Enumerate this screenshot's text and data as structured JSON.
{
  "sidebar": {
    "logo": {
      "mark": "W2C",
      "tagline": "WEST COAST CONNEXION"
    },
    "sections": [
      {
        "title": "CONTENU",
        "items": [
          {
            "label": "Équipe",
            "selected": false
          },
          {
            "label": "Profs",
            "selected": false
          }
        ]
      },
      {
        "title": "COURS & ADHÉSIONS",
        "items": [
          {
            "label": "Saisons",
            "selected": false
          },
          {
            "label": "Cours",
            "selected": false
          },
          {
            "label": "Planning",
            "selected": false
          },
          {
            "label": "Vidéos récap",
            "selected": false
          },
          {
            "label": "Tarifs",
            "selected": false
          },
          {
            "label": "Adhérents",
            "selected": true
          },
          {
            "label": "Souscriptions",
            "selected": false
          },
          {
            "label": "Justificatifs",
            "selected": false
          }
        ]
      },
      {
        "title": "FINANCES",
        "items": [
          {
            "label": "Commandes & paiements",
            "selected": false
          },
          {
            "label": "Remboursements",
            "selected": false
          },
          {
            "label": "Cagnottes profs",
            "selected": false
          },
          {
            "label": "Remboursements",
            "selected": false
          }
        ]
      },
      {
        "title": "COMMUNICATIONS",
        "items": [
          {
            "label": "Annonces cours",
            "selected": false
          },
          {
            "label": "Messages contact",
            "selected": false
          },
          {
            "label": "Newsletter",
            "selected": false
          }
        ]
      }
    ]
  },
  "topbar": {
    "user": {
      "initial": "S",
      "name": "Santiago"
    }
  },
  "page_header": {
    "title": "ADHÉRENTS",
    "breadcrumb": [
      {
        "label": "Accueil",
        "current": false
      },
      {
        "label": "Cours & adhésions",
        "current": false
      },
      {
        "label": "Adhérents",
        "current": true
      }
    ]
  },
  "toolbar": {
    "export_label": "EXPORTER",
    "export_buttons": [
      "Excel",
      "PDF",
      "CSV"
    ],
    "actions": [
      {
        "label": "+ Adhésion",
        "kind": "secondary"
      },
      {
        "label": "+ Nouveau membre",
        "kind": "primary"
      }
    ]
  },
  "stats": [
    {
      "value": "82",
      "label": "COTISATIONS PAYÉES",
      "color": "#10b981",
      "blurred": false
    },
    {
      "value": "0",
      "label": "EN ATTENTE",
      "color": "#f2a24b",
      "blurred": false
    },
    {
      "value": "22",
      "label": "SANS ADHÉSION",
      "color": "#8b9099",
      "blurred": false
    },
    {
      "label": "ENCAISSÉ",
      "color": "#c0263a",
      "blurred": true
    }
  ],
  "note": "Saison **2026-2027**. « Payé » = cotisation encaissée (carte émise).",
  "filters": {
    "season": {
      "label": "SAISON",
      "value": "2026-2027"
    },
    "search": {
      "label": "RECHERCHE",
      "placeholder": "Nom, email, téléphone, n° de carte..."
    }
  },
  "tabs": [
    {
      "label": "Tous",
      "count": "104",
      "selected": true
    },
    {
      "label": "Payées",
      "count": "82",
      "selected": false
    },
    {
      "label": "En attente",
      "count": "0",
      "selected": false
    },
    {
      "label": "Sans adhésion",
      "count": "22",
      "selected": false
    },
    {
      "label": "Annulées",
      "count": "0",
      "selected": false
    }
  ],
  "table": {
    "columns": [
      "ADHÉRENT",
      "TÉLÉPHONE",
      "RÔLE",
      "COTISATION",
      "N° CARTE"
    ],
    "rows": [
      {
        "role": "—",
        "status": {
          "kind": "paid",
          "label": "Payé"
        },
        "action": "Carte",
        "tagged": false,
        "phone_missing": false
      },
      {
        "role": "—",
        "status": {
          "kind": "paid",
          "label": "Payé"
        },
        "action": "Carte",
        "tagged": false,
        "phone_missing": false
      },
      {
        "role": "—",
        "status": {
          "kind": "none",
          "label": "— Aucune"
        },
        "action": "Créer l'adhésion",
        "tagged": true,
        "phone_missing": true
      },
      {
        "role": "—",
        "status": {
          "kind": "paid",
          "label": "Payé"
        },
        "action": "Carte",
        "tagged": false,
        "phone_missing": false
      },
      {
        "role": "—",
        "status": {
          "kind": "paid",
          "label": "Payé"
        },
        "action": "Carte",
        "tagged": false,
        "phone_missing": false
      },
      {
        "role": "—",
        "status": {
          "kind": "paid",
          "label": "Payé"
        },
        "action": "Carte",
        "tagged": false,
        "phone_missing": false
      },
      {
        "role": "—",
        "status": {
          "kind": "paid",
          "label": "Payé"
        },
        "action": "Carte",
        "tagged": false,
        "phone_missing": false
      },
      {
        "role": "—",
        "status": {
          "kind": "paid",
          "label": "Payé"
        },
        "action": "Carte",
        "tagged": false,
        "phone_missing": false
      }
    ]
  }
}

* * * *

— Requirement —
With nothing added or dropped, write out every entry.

— Written solution —
Enumerate this screenshot's text and data as structured JSON.
{
  "sidebar": {
    "logo": {
      "mark": "W2C",
      "tagline": "WEST COAST CONNEXION"
    },
    "sections": [
      {
        "title": "CONTENU",
        "items": [
          {
            "label": "Équipe",
            "selected": false
          },
          {
            "label": "Profs",
            "selected": false
          }
        ]
      },
      {
        "title": "COURS & ADHÉSIONS",
        "items": [
          {
            "label": "Saisons",
            "selected": false
          },
          {
            "label": "Cours",
            "selected": false
          },
          {
            "label": "Planning",
            "selected": false
          },
          {
            "label": "Vidéos récap",
            "selected": false
          },
          {
            "label": "Tarifs",
            "selected": false
          },
          {
            "label": "Adhérents",
            "selected": true
          },
          {
            "label": "Souscriptions",
            "selected": false
          },
          {
            "label": "Justificatifs",
            "selected": false
          }
        ]
      },
      {
        "title": "FINANCES",
        "items": [
          {
            "label": "Commandes & paiements",
            "selected": false
          },
          {
            "label": "Remboursements",
            "selected": false
          },
          {
            "label": "Cagnottes profs",
            "selected": false
          },
          {
            "label": "Remboursements",
            "selected": false
          }
        ]
      },
      {
        "title": "COMMUNICATIONS",
        "items": [
          {
            "label": "Annonces cours",
            "selected": false
          },
          {
            "label": "Messages contact",
            "selected": false
          },
          {
            "label": "Newsletter",
            "selected": false
          }
        ]
      }
    ]
  },
  "topbar": {
    "user": {
      "initial": "S",
      "name": "Santiago"
    }
  },
  "page_header": {
    "title": "ADHÉRENTS",
    "breadcrumb": [
      {
        "label": "Accueil",
        "current": false
      },
      {
        "label": "Cours & adhésions",
        "current": false
      },
      {
        "label": "Adhérents",
        "current": true
      }
    ]
  },
  "toolbar": {
    "export_label": "EXPORTER",
    "export_buttons": [
      "Excel",
      "PDF",
      "CSV"
    ],
    "actions": [
      {
        "label": "+ Adhésion",
        "kind": "secondary"
      },
      {
        "label": "+ Nouveau membre",
        "kind": "primary"
      }
    ]
  },
  "stats": [
    {
      "value": "82",
      "label": "COTISATIONS PAYÉES",
      "color": "#10b981",
      "blurred": false
    },
    {
      "value": "0",
      "label": "EN ATTENTE",
      "color": "#f2a24b",
      "blurred": false
    },
    {
      "value": "22",
      "label": "SANS ADHÉSION",
      "color": "#8b9099",
      "blurred": false
    },
    {
      "label": "ENCAISSÉ",
      "color": "#c0263a",
      "blurred": true
    }
  ],
  "note": "Saison **2026-2027**. « Payé » = cotisation encaissée (carte émise).",
  "filters": {
    "season": {
      "label": "SAISON",
      "value": "2026-2027"
    },
    "search": {
      "label": "RECHERCHE",
      "placeholder": "Nom, email, téléphone, n° de carte..."
    }
  },
  "tabs": [
    {
      "label": "Tous",
      "count": "104",
      "selected": true
    },
    {
      "label": "Payées",
      "count": "82",
      "selected": false
    },
    {
      "label": "En attente",
      "count": "0",
      "selected": false
    },
    {
      "label": "Sans adhésion",
      "count": "22",
      "selected": false
    },
    {
      "label": "Annulées",
      "count": "0",
      "selected": false
    }
  ],
  "table": {
    "columns": [
      "ADHÉRENT",
      "TÉLÉPHONE",
      "RÔLE",
      "COTISATION",
      "N° CARTE"
    ],
    "rows": [
      {
        "role": "—",
        "status": {
          "kind": "paid",
          "label": "Payé"
        },
        "action": "Carte",
        "tagged": false,
        "phone_missing": false
      },
      {
        "role": "—",
        "status": {
          "kind": "paid",
          "label": "Payé"
        },
        "action": "Carte",
        "tagged": false,
        "phone_missing": false
      },
      {
        "role": "—",
        "status": {
          "kind": "none",
          "label": "— Aucune"
        },
        "action": "Créer l'adhésion",
        "tagged": true,
        "phone_missing": true
      },
      {
        "role": "—",
        "status": {
          "kind": "paid",
          "label": "Payé"
        },
        "action": "Carte",
        "tagged": false,
        "phone_missing": false
      },
      {
        "role": "—",
        "status": {
          "kind": "paid",
          "label": "Payé"
        },
        "action": "Carte",
        "tagged": false,
        "phone_missing": false
      },
      {
        "role": "—",
        "status": {
          "kind": "paid",
          "label": "Payé"
        },
        "action": "Carte",
        "tagged": false,
        "phone_missing": false
      },
      {
        "role": "—",
        "status": {
          "kind": "paid",
          "label": "Payé"
        },
        "action": "Carte",
        "tagged": false,
        "phone_missing": false
      },
      {
        "role": "—",
        "status": {
          "kind": "paid",
          "label": "Payé"
        },
        "action": "Carte",
        "tagged": false,
        "phone_missing": false
      }
    ]
  }
}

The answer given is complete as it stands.